How I ended up at CPR:
I was newly married, and my husband wanted to move to the mountains. At the time, I was at National Public Radio in Washington, D.C. We moved to Denver, and I began talking to people at Colorado Public Radio. It was really the only place I wanted to work – and the rest is history.


Gun violence through the eyes of an ER doctor

Dr. Emmy Betz sees first-hand the effects of gun violence in the emergency room at the Anschutz Medical Campus where she works. She also researches gun violence as the head of CU Anschutz’s Firearm Prevention Initiative. Betz says it’s critical to find ways to keep guns out of the hands of people who are a danger to themselves or others.

Dec. 15, 2022: Updating long COVID and other seasonal viruses; The best in holiday books

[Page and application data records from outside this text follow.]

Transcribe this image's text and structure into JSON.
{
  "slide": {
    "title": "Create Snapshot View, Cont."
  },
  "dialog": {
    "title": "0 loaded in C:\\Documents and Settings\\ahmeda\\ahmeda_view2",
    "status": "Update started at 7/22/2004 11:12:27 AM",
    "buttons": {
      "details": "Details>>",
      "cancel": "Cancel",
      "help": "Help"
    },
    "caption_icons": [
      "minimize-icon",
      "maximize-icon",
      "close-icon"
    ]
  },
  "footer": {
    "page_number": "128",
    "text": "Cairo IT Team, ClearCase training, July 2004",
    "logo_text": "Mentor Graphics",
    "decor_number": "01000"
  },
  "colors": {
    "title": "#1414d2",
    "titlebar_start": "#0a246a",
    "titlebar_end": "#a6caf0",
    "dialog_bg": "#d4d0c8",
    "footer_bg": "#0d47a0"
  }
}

Some are calling long COVID the next public health disaster; to treat it, doctors are turning to an unexpected condition for answers: concussions. The latest research and updating other seasonal viruses like the flu and RSV. Then, from a high-tech thriller about genetic manipulation, to efforts to maintain wild mustangs, plus stories for kids…we’ll share gift-giving book ideas, all with Colorado or Western ties.

Larger-bodied people can have anorexia, too

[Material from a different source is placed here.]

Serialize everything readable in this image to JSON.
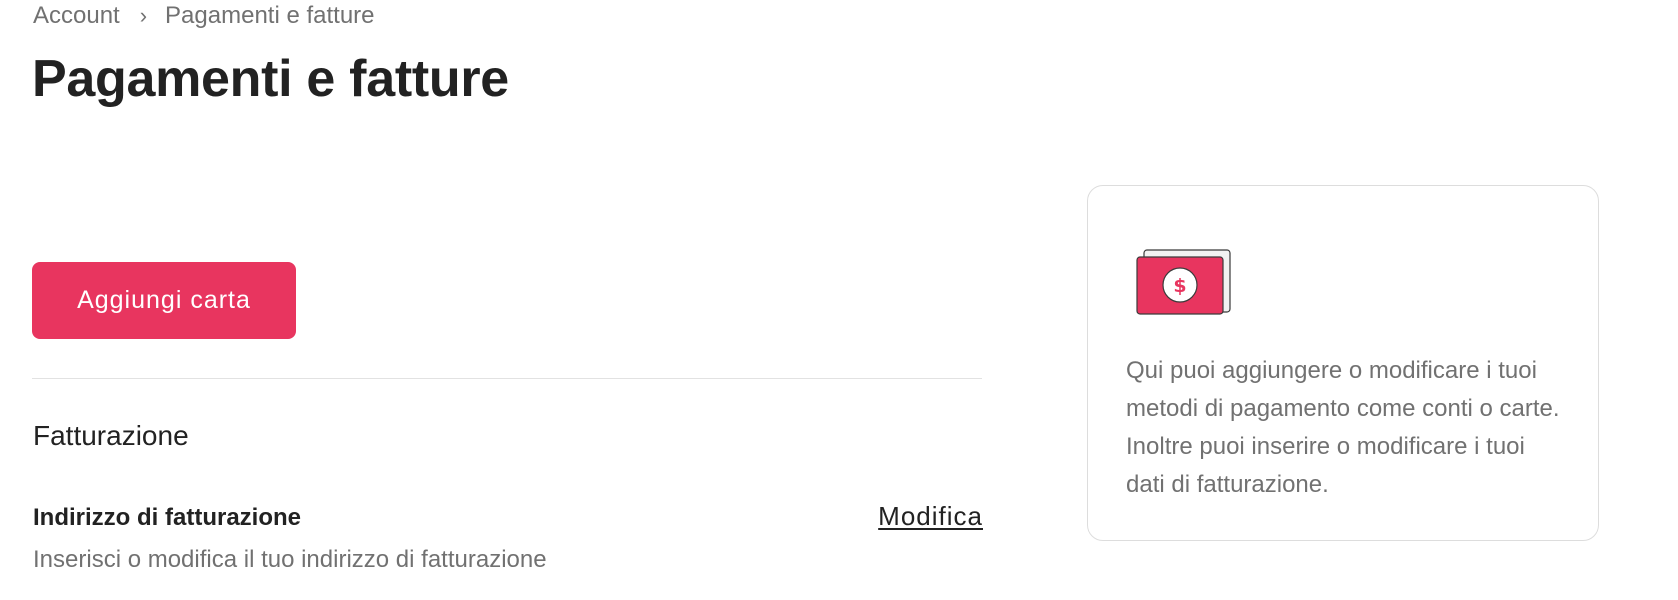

New research on eating disorders points to a new category of the disease, known as atypical anorexia, that often goes undetected. While people with traditional anorexia often present as extremely thin, this newer category applies to larger-bodied people who similarly restrict their eating, but suffer the same physical and emotional challenges of the disease.

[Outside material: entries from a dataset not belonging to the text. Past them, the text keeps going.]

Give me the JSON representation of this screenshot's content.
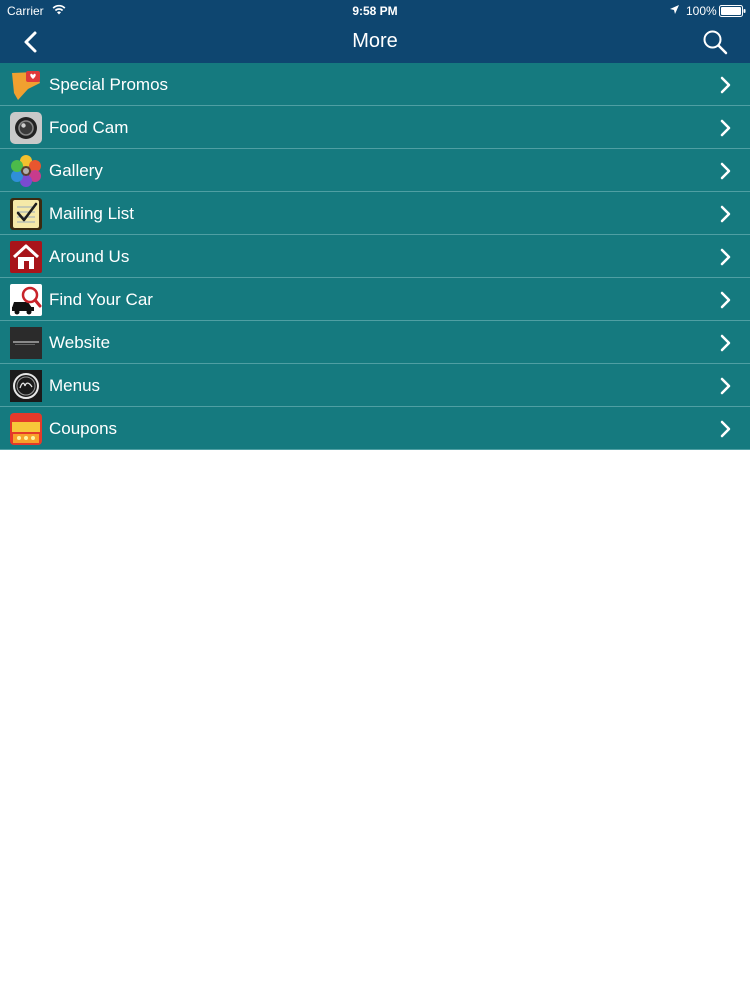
{
  "status_bar": {
    "carrier": "Carrier",
    "time": "9:58 PM",
    "battery": "100%"
  },
  "nav": {
    "title": "More",
    "back_icon": "chevron-left-icon",
    "search_icon": "search-icon"
  },
  "colors": {
    "nav_background": "#0e4670",
    "row_background": "#157a7f",
    "row_divider": "#4f9fa3"
  },
  "menu_items": [
    {
      "label": "Special Promos",
      "icon": "promo-icon"
    },
    {
      "label": "Food Cam",
      "icon": "camera-icon"
    },
    {
      "label": "Gallery",
      "icon": "gallery-icon"
    },
    {
      "label": "Mailing List",
      "icon": "mailing-list-icon"
    },
    {
      "label": "Around Us",
      "icon": "home-icon"
    },
    {
      "label": "Find Your Car",
      "icon": "find-car-icon"
    },
    {
      "label": "Website",
      "icon": "website-icon"
    },
    {
      "label": "Menus",
      "icon": "menus-icon"
    },
    {
      "label": "Coupons",
      "icon": "coupon-icon"
    }
  ]
}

Nov. 28, 2022: Red flag law’s inconsistent use; Living with specter of Alzheimer’s

As the investigation into the Club Q shooting continues, we look at whether Colorado’s red flag law could have kept the suspect from having access to guns, and why it’s used inconsistently. And, an author shares the essay she wrote after the Pulse nightclub shooting, which still resonates today. Then, two sisters with different diagnoses face Alzheimer’s together.

One family, two sisters and a genetic mutation for Alzheimer’s

Robin McIntyre, who’s 39, lives every day with the knowledge that she’s almost certain to get Alzheimer’s. Her family carries a genetic mutation that leads to early onset of the disease. Ten years ago, McIntyre, who lives in Laramie, Wyoming, tested positive for the mutation. Her sister Jessica McIntyre, 42, who lives in Lakewood, didn’t. We get an update from the pair who we first spoke to in 2016.

Emerging therapies offer hope for those with treatment-resistant depression

Studies show the pandemic — and the isolation and uncertainty that came with it — increased the number of people reporting symptoms of anxiety and depression. We explore some of the emerging therapies for people with treatment-resistant depression, including transcranial magnetic stimulation or TMS, ketamine therapy and psilocybin with Dr. Chris Schneck, medical director of the Helen and Arthur E. Johnson Depression Center.

One woman’s story about helping her terminally-ill husband die on his own terms

Joanne Tubbs Kelly and her husband, Alan, had talked hypothetically about their support for laws like Colorado’s End-of-Life Options Act, but they never knew it would be a choice they’d have to make. That changed when Alan Kelly was diagnosed with a terminal illness and decided he wanted to take advantage of the law. The book, “Walking Him Home: Helping My Husband Die with Dignity,” by Joanne Tubbs Kelly, is about that experience.

How to judge a judge on the ballot

Along with the candidates and measures on this year’s ballot is a list of Colorado judges. After each name, voters must decide whether or not a judge should be “retained” and are asked to answer “yes” or “no.” We speak to retired judge Russ Carparelli, who served on the Colorado Court of Appeals for nearly 11 years about the process, which involves comprehensive performance evaluations of each judge.
Children's Hospital Colorado. April 1, 2020. (Kevin J. Beaty/Denverite)

Children with RSV and other viruses fill hospital beds

Children’s hospitals around the country, including those in Colorado, are filling up because of an early surge in respiratory viruses. A key culprit is RSV, which often presents as a common cold but can turn more severe, especially among children and older adults. The situation has alarmed physicians who concerned about a tripledemic if RSV, influenza and COVID-19 converge.